Activity = For the data below, give the number of lines that include the word "author" and nothing else.

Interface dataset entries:
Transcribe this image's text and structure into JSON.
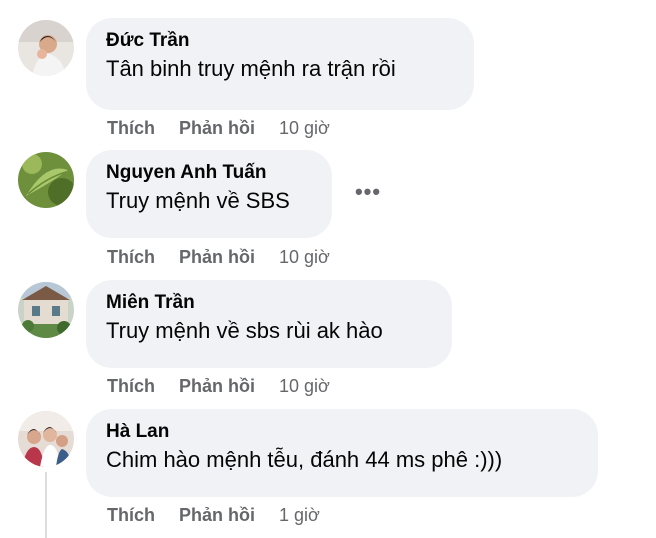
{
  "comments": [
    {
      "author": "Đức Trần",
      "text": "Tân binh truy mệnh ra trận rồi",
      "like_label": "Thích",
      "reply_label": "Phản hồi",
      "time": "10 giờ",
      "avatar_icon": "avatar-photo-person"
    },
    {
      "author": "Nguyen Anh Tuấn",
      "text": "Truy mệnh về SBS",
      "like_label": "Thích",
      "reply_label": "Phản hồi",
      "time": "10 giờ",
      "more_label": "•••",
      "avatar_icon": "avatar-photo-leaf"
    },
    {
      "author": "Miên Trần",
      "text": "Truy mệnh về sbs rùi ak hào",
      "like_label": "Thích",
      "reply_label": "Phản hồi",
      "time": "10 giờ",
      "avatar_icon": "avatar-photo-house"
    },
    {
      "author": "Hà Lan",
      "text": "Chim hào mệnh tễu, đánh 44 ms phê :)))",
      "like_label": "Thích",
      "reply_label": "Phản hồi",
      "time": "1 giờ",
      "avatar_icon": "avatar-photo-group"
    }
  ],
  "colors": {
    "bubble": "#f0f2f5",
    "name": "#050505",
    "meta": "#65676b"
  }
}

Result of this task = 4